Eliminating the FLSA’s teacher exclusion regulation and giving teachers the same protections as similarly-educated professionals would help address the teacher shortage by raising the starting salaries for new teachers and making others eligible for overtime pay or compensatory time. 

 

A 2021 report from the Economic Policy Institute (EPI) that calculated the direct impact of the teacher exclusion policy on the nation’s lowest paid teachers found that more than 1.5 million public and private teachers across the nation—approximately 23.8 percent of those in the profession—would be affected if teachers were no longer excluded from the FLSA’s protections. 

 

The 1.5 million teachers identified in EPI’s report are hourly or salaried employees who earn less than the FLSA’s current salary threshold of $684 per week. And while most public school teachers in the U.S. are salaried employees, approximately 10 percent are paid on an hourly basis.

 

Because teachers are excluded from the FLSA’s wage and hour protections—no matter how little they make or whether they are paid hourly—teachers across the country continue to make too little to live in the areas in which they work and to support themselves and their families without taking on second jobs.

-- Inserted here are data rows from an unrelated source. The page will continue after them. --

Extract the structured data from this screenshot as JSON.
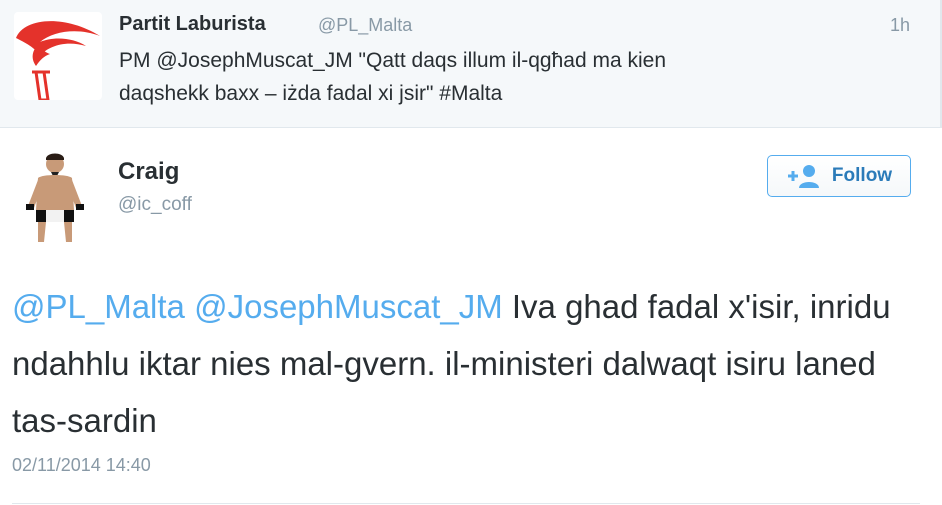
{
  "parent_tweet": {
    "author_name": "Partit Laburista",
    "author_handle": "@PL_Malta",
    "time": "1h",
    "text_line1": "PM @JosephMuscat_JM \"Qatt daqs illum il-qgħad ma kien",
    "text_line2": "daqshekk baxx – iżda fadal xi jsir\" #Malta"
  },
  "tweet": {
    "author_name": "Craig",
    "author_handle": "@ic_coff",
    "follow_label": "Follow",
    "mention1": "@PL_Malta",
    "mention2": "@JosephMuscat_JM",
    "text_after_mentions": " Iva ghad fadal x'isir, inridu ndahhlu iktar nies mal-gvern. il-ministeri dalwaqt isiru laned tas-sardin",
    "timestamp": "02/11/2014 14:40"
  },
  "colors": {
    "link": "#55acee",
    "follow_text": "#2b7bb9",
    "secondary_text": "#8899a6",
    "logo_red": "#e4322b"
  },
  "icons": {
    "party_logo": "torch-logo",
    "avatar": "user-avatar",
    "follow": "add-user-icon"
  }
}
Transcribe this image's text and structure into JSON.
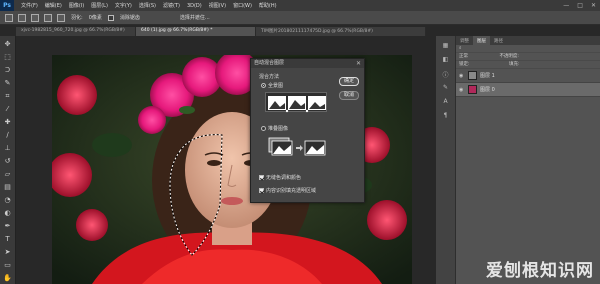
{
  "menubar": {
    "logo": "Ps",
    "items": [
      "文件(F)",
      "编辑(E)",
      "图像(I)",
      "图层(L)",
      "文字(Y)",
      "选择(S)",
      "滤镜(T)",
      "3D(D)",
      "视图(V)",
      "窗口(W)",
      "帮助(H)"
    ],
    "controls": [
      "—",
      "□",
      "✕"
    ]
  },
  "options": {
    "feather_label": "羽化:",
    "feather_value": "0像素",
    "antialias_label": "消除锯齿",
    "refine_label": "选择并遮住..."
  },
  "tabs": [
    {
      "label": "xjvc-1982815_960_720.jpg @ 66.7%(RGB/8#)",
      "active": false
    },
    {
      "label": "640 (1).jpg @ 66.7%(RGB/8#) *",
      "active": true
    },
    {
      "label": "TIM图片20180211117475D.jpg @ 66.7%(RGB/8#)",
      "active": false
    }
  ],
  "dialog": {
    "title": "自动混合图层",
    "close": "✕",
    "blend_method_label": "混合方法",
    "option_panorama": "全景图",
    "option_stack": "堆叠图像",
    "ok": "确定",
    "cancel": "取消",
    "check_seamless": "无缝色调和颜色",
    "check_fill": "内容识别填充透明区域"
  },
  "panel": {
    "tabs": [
      "调整",
      "图层",
      "路径"
    ],
    "mode": "正常",
    "opacity_label": "不透明度:",
    "lock_label": "锁定:",
    "fill_label": "填充:",
    "layers": [
      {
        "name": "图层 1",
        "selected": false
      },
      {
        "name": "图层 0",
        "selected": true
      }
    ]
  },
  "watermark": "爱刨根知识网"
}
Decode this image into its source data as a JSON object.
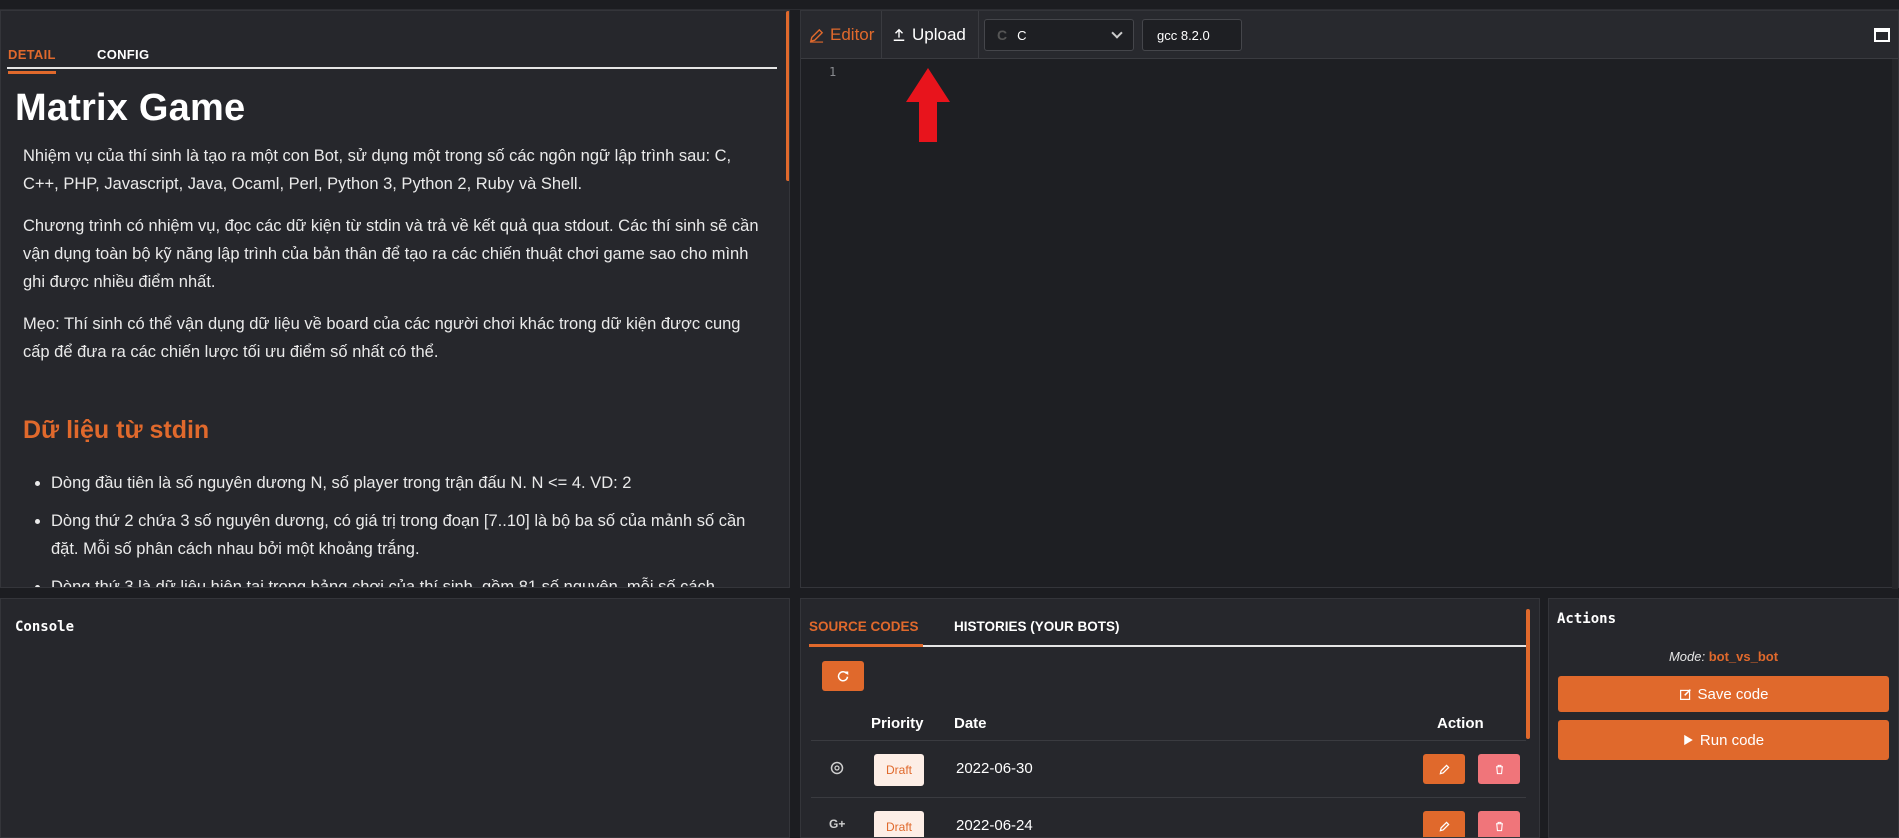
{
  "problem_tabs": {
    "detail": "DETAIL",
    "config": "CONFIG"
  },
  "problem": {
    "title": "Matrix Game",
    "paragraphs": [
      "Nhiệm vụ của thí sinh là tạo ra một con Bot, sử dụng một trong số các ngôn ngữ lập trình sau: C, C++, PHP, Javascript, Java, Ocaml, Perl, Python 3, Python 2, Ruby và Shell.",
      "Chương trình có nhiệm vụ, đọc các dữ kiện từ stdin và trả về kết quả qua stdout. Các thí sinh sẽ cần vận dụng toàn bộ kỹ năng lập trình của bản thân để tạo ra các chiến thuật chơi game sao cho mình ghi được nhiều điểm nhất.",
      "Mẹo: Thí sinh có thể vận dụng dữ liệu về board của các người chơi khác trong dữ kiện được cung cấp để đưa ra các chiến lược tối ưu điểm số nhất có thể."
    ],
    "section_heading": "Dữ liệu từ stdin",
    "bullets": [
      "Dòng đầu tiên là số nguyên dương N, số player trong trận đấu N. N <= 4. VD: 2",
      "Dòng thứ 2 chứa 3 số nguyên dương, có giá trị trong đoạn [7..10] là bộ ba số của mảnh số cần đặt. Mỗi số phân cách nhau bởi một khoảng trắng.",
      "Dòng thứ 3 là dữ liệu hiện tại trong bảng chơi của thí sinh, gồm 81 số nguyên, mỗi số cách"
    ]
  },
  "editor": {
    "tab_editor": "Editor",
    "tab_upload": "Upload",
    "language": "C",
    "compiler": "gcc 8.2.0",
    "line_numbers": [
      "1"
    ]
  },
  "console": {
    "title": "Console"
  },
  "codes": {
    "tab_source": "SOURCE CODES",
    "tab_histories": "HISTORIES (YOUR BOTS)",
    "columns": {
      "priority": "Priority",
      "date": "Date",
      "action": "Action"
    },
    "rows": [
      {
        "icon": "openai-icon",
        "status": "Draft",
        "date": "2022-06-30"
      },
      {
        "icon": "google-plus-icon",
        "status": "Draft",
        "date": "2022-06-24"
      }
    ]
  },
  "actions": {
    "title": "Actions",
    "mode_label": "Mode:",
    "mode_value": "bot_vs_bot",
    "save_label": "Save code",
    "run_label": "Run code"
  },
  "colors": {
    "accent": "#e0692c",
    "danger": "#f0757a",
    "panel": "#26272c",
    "background": "#1c1d21"
  }
}
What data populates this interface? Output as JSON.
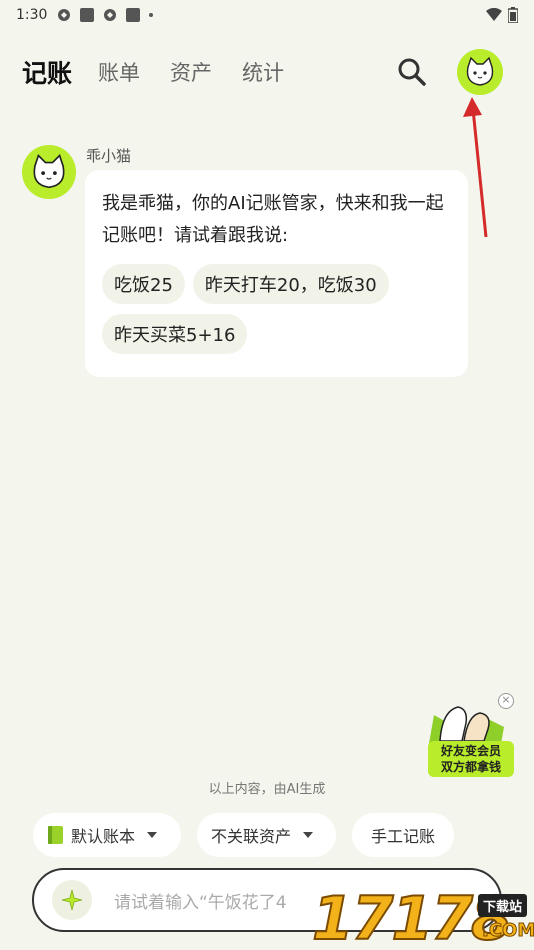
{
  "status_bar": {
    "time": "1:30"
  },
  "header": {
    "tabs": [
      {
        "label": "记账",
        "active": true
      },
      {
        "label": "账单",
        "active": false
      },
      {
        "label": "资产",
        "active": false
      },
      {
        "label": "统计",
        "active": false
      }
    ],
    "search_icon": "search-icon",
    "avatar_icon": "cat-avatar-icon"
  },
  "chat": {
    "sender": "乖小猫",
    "message": "我是乖猫，你的AI记账管家，快来和我一起记账吧！请试着跟我说:",
    "suggestions": [
      "吃饭25",
      "昨天打车20，吃饭30",
      "昨天买菜5+16"
    ]
  },
  "promo": {
    "line1": "好友变会员",
    "line2": "双方都拿钱"
  },
  "disclaimer": "以上内容，由AI生成",
  "quick_actions": {
    "ledger": "默认账本",
    "asset": "不关联资产",
    "manual": "手工记账"
  },
  "input": {
    "placeholder": "请试着输入“午饭花了4"
  },
  "watermark": {
    "digits": "17178",
    "badge": "下载站",
    "domain": ".COM"
  },
  "colors": {
    "accent": "#b9ec2a",
    "background": "#f4f5ec",
    "arrow": "#d42a2a"
  }
}
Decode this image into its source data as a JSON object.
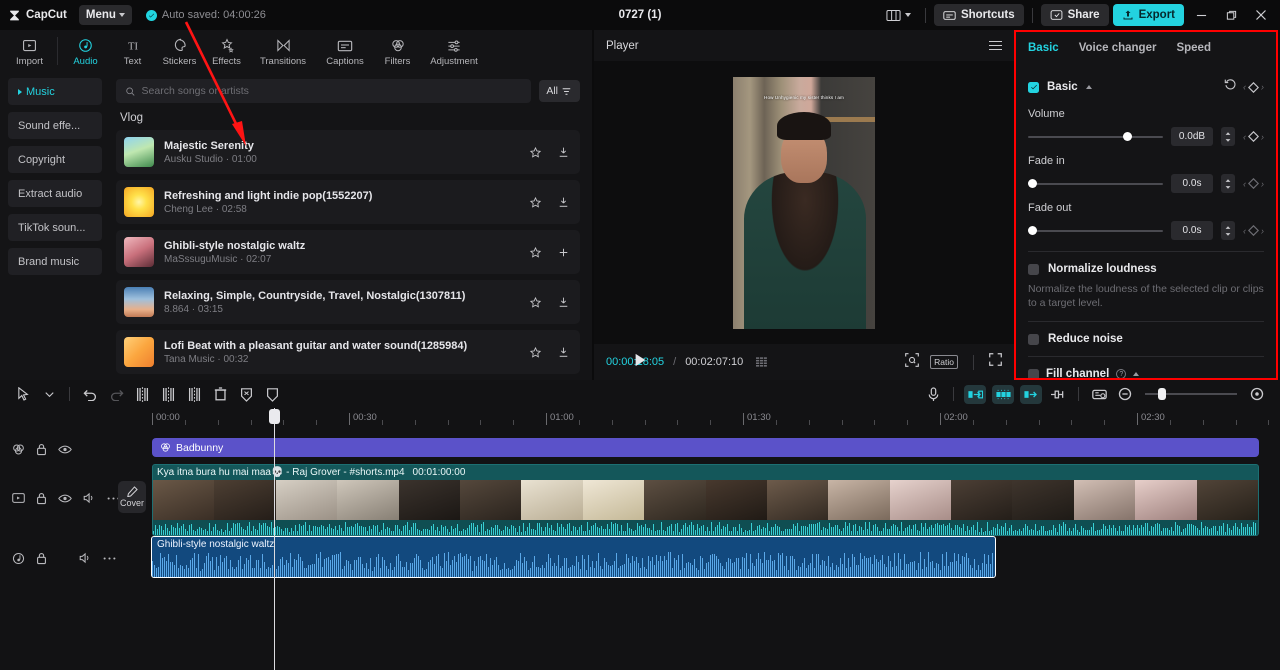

And the inadequate pay often impacts teachers’ personal lives, affecting their relationships with their families and forcing them to reconsider their career paths. 

 

Lakeisha Patterson, a reading, writing, and social studies teacher in Pasadena, Texas, works 70 hour weeks teaching and preparing lessons for her classroom. Patterson said that, in addition to the low pay, the long hours sometimes make her feel guilty about not spending more time with her two young daughters.

 

“I usually grade papers at the kitchen table, and I fear that I’m neglecting my own kids who need my attention,” Patterson said. “That’s a struggle that so many educators are going through right now. We all go above and beyond, but there’s a lack of empathy, a lack of pay, and a lack of support. I don’t think people realize the mass exodus from the teaching profession that’s on the way.”

 

Rescinding the FLSA’s teacher exclusion regulation, as NEA argued in the white paper, would validate the hard work of teachers like Patterson by giving them the compensation and respect that they deserve. And increasing the pay of classroom teachers has been shown to have a positive impact on the academic success of students. As one study found, increasing teacher pay by just 10 percent lowers student dropout rates by 3-4 percent. By making sure that teachers are paid appropriately, we can help ensure the success of our future generations. 
 

A LONG OVERDUE STEP

 

Whatever the initial rationale may have been for lumping teachers together with highly compensated lawyers and doctors as excluded from FLSA’s protections, it’s long past time for officials to change this policy. That’s why NEA is committed to making this regulatory change a reality by pushing for the Department of Labor to rescind the FLSA’s outdated teacher exclusion regulation and give teachers access to the same salary protections as similar professionals.

 

Earlier this week, NEA delivered its white paper to Labor Secretary Marty Walsh, along with a letter signed by a coalition of more than 30 labor unions and organizations supporting efforts to rescind the antiquated teacher exclusion regulation. 

 

For too long, overworked and underpaid teachers have stoically tried to balance their professional commitments and their personal lives without receiving the compensation that they deserve. As NEA President Becky Pringle said, ending the FLSA’s teacher exclusion regulation will increase teachers’ pay and “ensure students in every corner of the nation have a qualified teacher in the classroom to guide and mentor them as they realize and achieve their full potential.”